“I feel like all these gun bills have done — to quote the last words in the movie ‘Tora! Tora! Tora!’ — is to awaken a sleeping giant,” Tochtrop said during the debate.
Mr. Morse’s hand was on the tiller during much of that debate. A former police chief, he said he found himself in a position of not just rounding up votes, but actually explaining the mechanics of guns to fellow Democrats. He brought a magazine to show his colleagues how it worked. In an emotional speech in March, as the debate reached its peak, Mr. Morse stood on the Senate floor and spoke of gun violence and “cleansing a sickness from our souls.”
Angry constituents around Pueblo and Colorado Springs started to ask one another what they could do. In living room conversations and on Internet message boards for gun enthusiasts, the idea for a recall campaign against gun-control supporters began to jell…
As he left a polling place in Pueblo, Gordon Seybold, 56, nodded to the “Recall Giron” bumper sticker on the back of his white pickup. He felt Ms. Giron did not represent the rural, moderate voters in her district, and said the flood of contributions to her from Mayor Bloomberg of New York and philanthropists and liberal groups in Washington and California underscored his suspicions.
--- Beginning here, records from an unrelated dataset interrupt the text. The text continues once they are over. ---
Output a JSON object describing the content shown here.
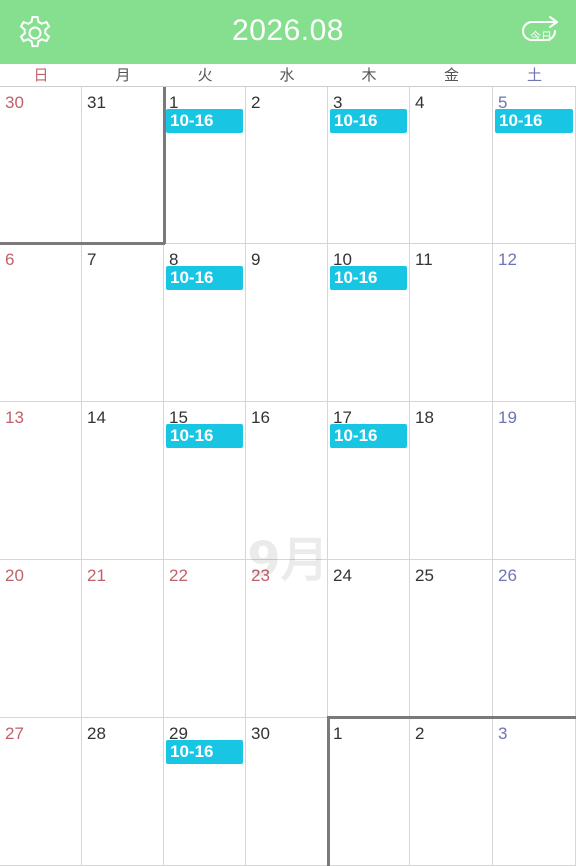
{
  "header": {
    "title": "2026.08",
    "today_label": "今日",
    "background": "#86df8e"
  },
  "weekdays": [
    "日",
    "月",
    "火",
    "水",
    "木",
    "金",
    "土"
  ],
  "watermark": "9月",
  "event_color": "#18c6e4",
  "weeks": [
    [
      {
        "day": "30",
        "kind": "sun",
        "event": ""
      },
      {
        "day": "31",
        "kind": "",
        "event": ""
      },
      {
        "day": "1",
        "kind": "",
        "event": "10-16"
      },
      {
        "day": "2",
        "kind": "",
        "event": ""
      },
      {
        "day": "3",
        "kind": "",
        "event": "10-16"
      },
      {
        "day": "4",
        "kind": "",
        "event": ""
      },
      {
        "day": "5",
        "kind": "sat",
        "event": "10-16"
      }
    ],
    [
      {
        "day": "6",
        "kind": "sun",
        "event": ""
      },
      {
        "day": "7",
        "kind": "",
        "event": ""
      },
      {
        "day": "8",
        "kind": "",
        "event": "10-16"
      },
      {
        "day": "9",
        "kind": "",
        "event": ""
      },
      {
        "day": "10",
        "kind": "",
        "event": "10-16"
      },
      {
        "day": "11",
        "kind": "",
        "event": ""
      },
      {
        "day": "12",
        "kind": "sat",
        "event": ""
      }
    ],
    [
      {
        "day": "13",
        "kind": "sun",
        "event": ""
      },
      {
        "day": "14",
        "kind": "",
        "event": ""
      },
      {
        "day": "15",
        "kind": "",
        "event": "10-16"
      },
      {
        "day": "16",
        "kind": "",
        "event": ""
      },
      {
        "day": "17",
        "kind": "",
        "event": "10-16"
      },
      {
        "day": "18",
        "kind": "",
        "event": ""
      },
      {
        "day": "19",
        "kind": "sat",
        "event": ""
      }
    ],
    [
      {
        "day": "20",
        "kind": "sun",
        "event": ""
      },
      {
        "day": "21",
        "kind": "hol",
        "event": ""
      },
      {
        "day": "22",
        "kind": "hol",
        "event": ""
      },
      {
        "day": "23",
        "kind": "hol",
        "event": ""
      },
      {
        "day": "24",
        "kind": "",
        "event": ""
      },
      {
        "day": "25",
        "kind": "",
        "event": ""
      },
      {
        "day": "26",
        "kind": "sat",
        "event": ""
      }
    ],
    [
      {
        "day": "27",
        "kind": "sun",
        "event": ""
      },
      {
        "day": "28",
        "kind": "",
        "event": ""
      },
      {
        "day": "29",
        "kind": "",
        "event": "10-16"
      },
      {
        "day": "30",
        "kind": "",
        "event": ""
      },
      {
        "day": "1",
        "kind": "",
        "event": ""
      },
      {
        "day": "2",
        "kind": "",
        "event": ""
      },
      {
        "day": "3",
        "kind": "sat",
        "event": ""
      }
    ]
  ]
}
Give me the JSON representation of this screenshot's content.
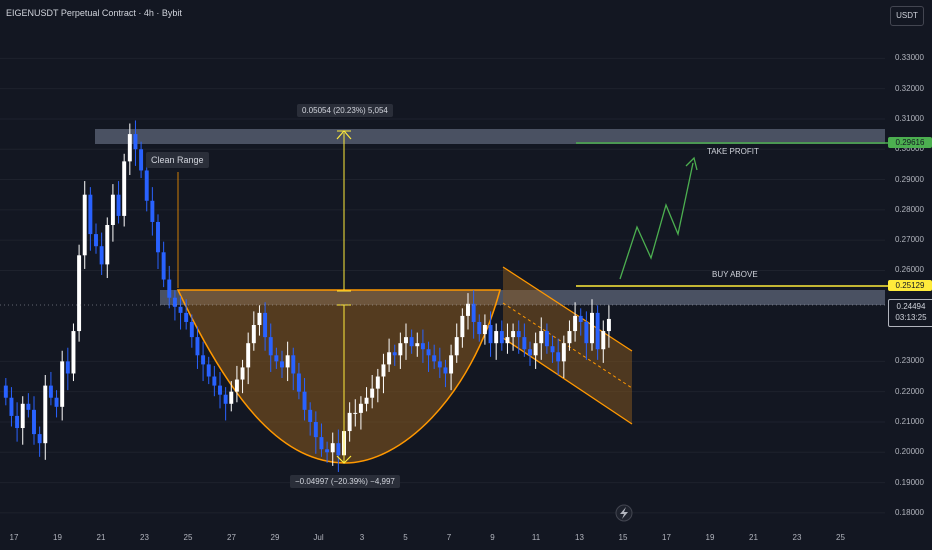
{
  "header": {
    "title": "EIGENUSDT Perpetual Contract · 4h · Bybit",
    "unit_button": "USDT"
  },
  "annotations": {
    "clean_range": "Clean Range",
    "measure_up": "0.05054 (20.23%) 5,054",
    "measure_down": "−0.04997 (−20.39%) −4,997",
    "take_profit": "TAKE PROFIT",
    "buy_above": "BUY ABOVE"
  },
  "price_tags": {
    "take_profit_price": "0.29616",
    "buy_price": "0.25129",
    "last_price": "0.24494",
    "countdown": "03:13:25"
  },
  "colors": {
    "background": "#131722",
    "up_candle": "#ffffff",
    "down_candle": "#2962ff",
    "cup_fill": "#8a5a1e",
    "cup_line": "#ff9800",
    "resistance_zone": "#5d6678",
    "take_profit_line": "#4caf50",
    "buy_line": "#ffeb3b",
    "measure_line": "#ffeb3b"
  },
  "icons": {
    "lightning": "lightning-icon"
  },
  "chart_data": {
    "type": "candlestick",
    "x_tick_labels": [
      "17",
      "19",
      "21",
      "23",
      "25",
      "27",
      "29",
      "Jul",
      "3",
      "5",
      "7",
      "9",
      "11",
      "13",
      "15",
      "17",
      "19",
      "21",
      "23",
      "25"
    ],
    "y_tick_labels": [
      "0.33000",
      "0.32000",
      "0.31000",
      "0.30000",
      "0.29000",
      "0.28000",
      "0.27000",
      "0.26000",
      "0.23000",
      "0.22000",
      "0.21000",
      "0.20000",
      "0.19000",
      "0.18000"
    ],
    "ylim": [
      0.176,
      0.341
    ],
    "levels": {
      "take_profit": 0.29616,
      "buy_above": 0.25129,
      "last": 0.24494,
      "resistance_zone": [
        0.2965,
        0.3005
      ],
      "range_zone": [
        0.2455,
        0.2505
      ]
    },
    "closes": [
      0.218,
      0.212,
      0.208,
      0.216,
      0.214,
      0.206,
      0.203,
      0.222,
      0.218,
      0.215,
      0.23,
      0.226,
      0.24,
      0.265,
      0.285,
      0.272,
      0.268,
      0.262,
      0.275,
      0.285,
      0.278,
      0.296,
      0.305,
      0.3,
      0.293,
      0.283,
      0.276,
      0.266,
      0.257,
      0.251,
      0.248,
      0.246,
      0.243,
      0.238,
      0.232,
      0.229,
      0.225,
      0.222,
      0.219,
      0.216,
      0.22,
      0.224,
      0.228,
      0.236,
      0.242,
      0.246,
      0.238,
      0.232,
      0.23,
      0.228,
      0.232,
      0.226,
      0.22,
      0.214,
      0.21,
      0.205,
      0.201,
      0.2,
      0.203,
      0.199,
      0.207,
      0.213,
      0.213,
      0.216,
      0.218,
      0.221,
      0.225,
      0.229,
      0.233,
      0.232,
      0.236,
      0.238,
      0.235,
      0.236,
      0.234,
      0.232,
      0.23,
      0.228,
      0.226,
      0.232,
      0.238,
      0.245,
      0.249,
      0.243,
      0.239,
      0.242,
      0.236,
      0.24,
      0.236,
      0.238,
      0.24,
      0.238,
      0.234,
      0.232,
      0.236,
      0.24,
      0.235,
      0.233,
      0.23,
      0.236,
      0.24,
      0.245,
      0.243,
      0.236,
      0.246,
      0.234,
      0.24,
      0.244
    ]
  }
}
“It’s our election,” he said. “It’s not D.C. It’s not New York. It’s us.”
The votes weren’t about some abstract idea. As part of its gun-control push this spring, the Obama administration made the extremely unusual move of lobbying Colorado’s governor and its state legislators. If they could show that strict gun control could be passed in a western state such as Colorado, the administration thought, they could get it passed anyplace. The Colorado bills, like the ones in every place from Connecticut to New York to Maryland to California, had one central goal: to reduce gun ownership by making it costly to own guns…
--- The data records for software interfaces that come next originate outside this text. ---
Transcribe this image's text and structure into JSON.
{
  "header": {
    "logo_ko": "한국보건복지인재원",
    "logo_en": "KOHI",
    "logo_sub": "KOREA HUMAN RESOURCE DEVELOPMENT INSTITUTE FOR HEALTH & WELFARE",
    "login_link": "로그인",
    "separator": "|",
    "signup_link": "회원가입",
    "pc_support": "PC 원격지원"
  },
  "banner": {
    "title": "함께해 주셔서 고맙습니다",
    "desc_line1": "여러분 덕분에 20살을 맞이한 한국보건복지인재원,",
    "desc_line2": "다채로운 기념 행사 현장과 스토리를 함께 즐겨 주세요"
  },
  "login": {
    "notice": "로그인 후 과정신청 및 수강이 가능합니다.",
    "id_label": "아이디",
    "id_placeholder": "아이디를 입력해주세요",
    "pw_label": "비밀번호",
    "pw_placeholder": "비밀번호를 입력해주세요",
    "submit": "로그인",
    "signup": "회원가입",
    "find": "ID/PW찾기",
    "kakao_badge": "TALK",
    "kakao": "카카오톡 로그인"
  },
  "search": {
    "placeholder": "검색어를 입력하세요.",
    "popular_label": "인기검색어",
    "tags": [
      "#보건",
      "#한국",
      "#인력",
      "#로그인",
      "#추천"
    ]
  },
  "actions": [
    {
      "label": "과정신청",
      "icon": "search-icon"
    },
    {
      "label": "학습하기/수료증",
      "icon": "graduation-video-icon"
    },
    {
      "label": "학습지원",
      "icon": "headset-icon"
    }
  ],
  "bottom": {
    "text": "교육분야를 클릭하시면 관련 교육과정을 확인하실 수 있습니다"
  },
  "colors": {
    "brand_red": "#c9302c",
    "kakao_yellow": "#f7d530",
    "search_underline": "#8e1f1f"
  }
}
Democrats feel that the struggle to reduce gun ownership is important for a simple reason: The issue that most divides conservatives and liberals is not taxes, not abortion, but gun control. Liberals trust government to make decisions, while conservatives tend to trust individuals. Letting people possess weapons is the ultimate form of trust in individuals. Democrats also know that gun ownership and familiarity with firearms go a long way toward determining how people feel about gun control. Democrats may believe that gun control enhances safety, but they also believe that it will weaken Republicans and conservatism in the long run.
The nine men who set the ball rolling weren’t supposed to be capable of organizing a town hall, let alone taking down the state-senate president. And yet they did it. Victor Head, a plumber who had never been politically active, took down a senator in a district that went Democratic in 2012 by ten points; a group of six concerned men from the AR15.com chat room removed the state’s top-ranking legislator. “We are a quiet people,” recall founder Tim Knight told his victorious friends when the results became known at the Stargazers Theater. “You may be tempted to ignore us. Clearly, that would be a mistake.”
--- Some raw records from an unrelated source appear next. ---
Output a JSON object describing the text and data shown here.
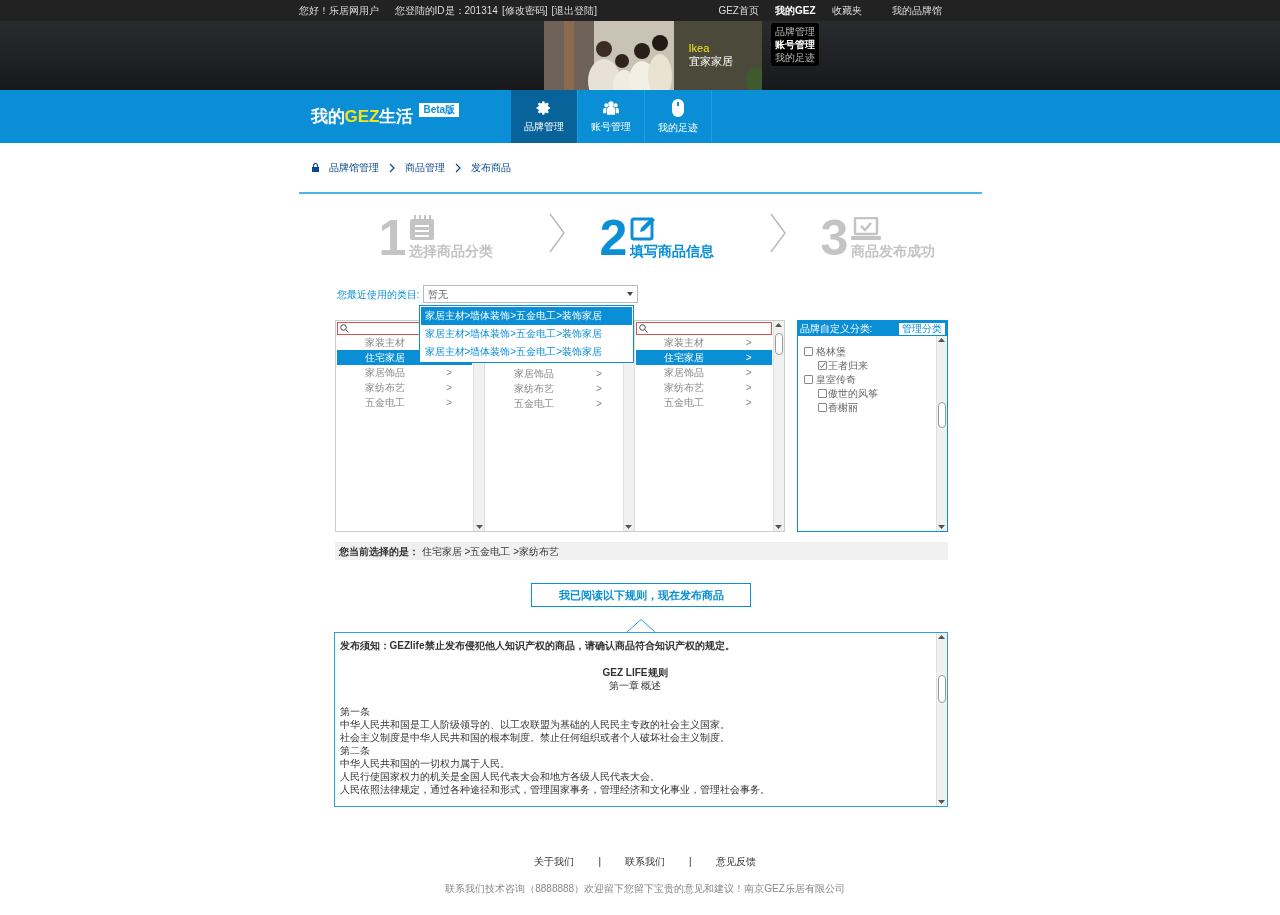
{
  "top_bar": {
    "greeting": "您好！乐居网用户",
    "user_id": "您登陆的ID是：201314",
    "links": [
      "[修改密码]",
      "[退出登陆]"
    ],
    "nav": [
      {
        "label": "GEZ首页",
        "selected": false
      },
      {
        "label": "我的GEZ",
        "selected": true
      },
      {
        "label": "收藏夹",
        "selected": false
      },
      {
        "label": "我的品牌馆",
        "selected": false
      }
    ],
    "menu": [
      {
        "label": "品牌管理",
        "selected": false
      },
      {
        "label": "账号管理",
        "selected": true
      },
      {
        "label": "我的足迹",
        "selected": false
      }
    ]
  },
  "banner": {
    "brand": "Ikea",
    "brand_cn": "宜家家居"
  },
  "header": {
    "logo": {
      "prefix": "我的",
      "highlight": "GEZ",
      "suffix": "生活"
    },
    "badge": "Beta版",
    "tabs": [
      {
        "label": "品牌管理",
        "selected": true
      },
      {
        "label": "账号管理",
        "selected": false
      },
      {
        "label": "我的足迹",
        "selected": false
      }
    ]
  },
  "breadcrumb": [
    "品牌馆管理",
    "商品管理",
    "发布商品"
  ],
  "steps": [
    {
      "number": "1",
      "label": "选择商品分类",
      "selected": false
    },
    {
      "number": "2",
      "label": "填写商品信息",
      "selected": true
    },
    {
      "number": "3",
      "label": "商品发布成功",
      "selected": false
    }
  ],
  "recent": {
    "label": "您最近使用的类目:",
    "value": "暂无",
    "options": [
      {
        "label": "家居主材>墙体装饰>五金电工>装饰家居",
        "selected": true
      },
      {
        "label": "家居主材>墙体装饰>五金电工>装饰家居",
        "selected": false
      },
      {
        "label": "家居主材>墙体装饰>五金电工>装饰家居",
        "selected": false
      }
    ]
  },
  "columns": [
    {
      "covered": false,
      "items": [
        {
          "label": "家装主材",
          "selected": false
        },
        {
          "label": "住宅家居",
          "selected": true
        },
        {
          "label": "家居饰品",
          "arrow": ">",
          "selected": false
        },
        {
          "label": "家纺布艺",
          "arrow": ">",
          "selected": false
        },
        {
          "label": "五金电工",
          "arrow": ">",
          "selected": false
        }
      ]
    },
    {
      "covered": true,
      "items": [
        {
          "label": "家居饰品",
          "arrow": ">",
          "selected": false
        },
        {
          "label": "家纺布艺",
          "arrow": ">",
          "selected": false
        },
        {
          "label": "五金电工",
          "arrow": ">",
          "selected": false
        }
      ]
    },
    {
      "covered": false,
      "items": [
        {
          "label": "家装主材",
          "arrow": ">",
          "selected": false
        },
        {
          "label": "住宅家居",
          "arrow": ">",
          "selected": true
        },
        {
          "label": "家居饰品",
          "arrow": ">",
          "selected": false
        },
        {
          "label": "家纺布艺",
          "arrow": ">",
          "selected": false
        },
        {
          "label": "五金电工",
          "arrow": ">",
          "selected": false
        }
      ]
    }
  ],
  "brand_categories": {
    "title": "品牌自定义分类:",
    "manage": "管理分类",
    "tree": [
      {
        "label": "格林堡",
        "checked": false,
        "children": [
          {
            "label": "王者归来",
            "checked": true
          }
        ]
      },
      {
        "label": "皇室传奇",
        "checked": false,
        "children": [
          {
            "label": "傲世的风筝",
            "checked": false
          },
          {
            "label": "香榭丽",
            "checked": false
          }
        ]
      }
    ]
  },
  "selection": {
    "label": "您当前选择的是：",
    "path": [
      "住宅家居",
      ">五金电工",
      ">家纺布艺"
    ]
  },
  "confirm_button": "我已阅读以下规则，现在发布商品",
  "rules": {
    "notice": "发布须知：GEZlife禁止发布侵犯他人知识产权的商品，请确认商品符合知识产权的规定。",
    "title": "GEZ LIFE规则",
    "chapter": "第一章 概述",
    "lines": [
      "第一条",
      "中华人民共和国是工人阶级领导的、以工农联盟为基础的人民民主专政的社会主义国家。",
      "社会主义制度是中华人民共和国的根本制度。禁止任何组织或者个人破坏社会主义制度。",
      "第二条",
      "中华人民共和国的一切权力属于人民。",
      "人民行使国家权力的机关是全国人民代表大会和地方各级人民代表大会。",
      "人民依照法律规定，通过各种途径和形式，管理国家事务，管理经济和文化事业，管理社会事务。"
    ]
  },
  "footer": {
    "links": [
      {
        "kind": "link",
        "label": "关于我们"
      },
      {
        "kind": "separator",
        "label": "|"
      },
      {
        "kind": "link",
        "label": "联系我们"
      },
      {
        "kind": "separator",
        "label": "|"
      },
      {
        "kind": "link",
        "label": "意见反馈"
      }
    ],
    "text": "联系我们技术咨询（8888888）欢迎留下您留下宝贵的意见和建议！南京GEZ乐居有限公司"
  }
}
Critics of what is colloquially described as the “gun lobby” have imagined a bogeyman that doesn’t exist, imputed false motives to earnest forces, and worried about the influence of outside money that was more than outmatched by opponents. Many were the headlines that set up yesterday’s vote as a “test of the strength of the NRA.” But the truth remains that the power that the defenders of the Second Amendment enjoy lies in the appeal of the Second Amendment itself — and, too, in that peculiar American genius for liberty and democracy. “Join or Die” says the famous flag. Here, enough people did to make a difference. The cheers that erupted around the theatre when Morse and Giron conceded were, as much as anything, cheers of relief. “People keep saying to me that it doesn’t matter if we lose,” one woman told me. “But I’ve lost my husband for the last two months. It matters!”
“Amateur hour?” Perhaps. But, as is proper in a republic, the amateurs were victorious.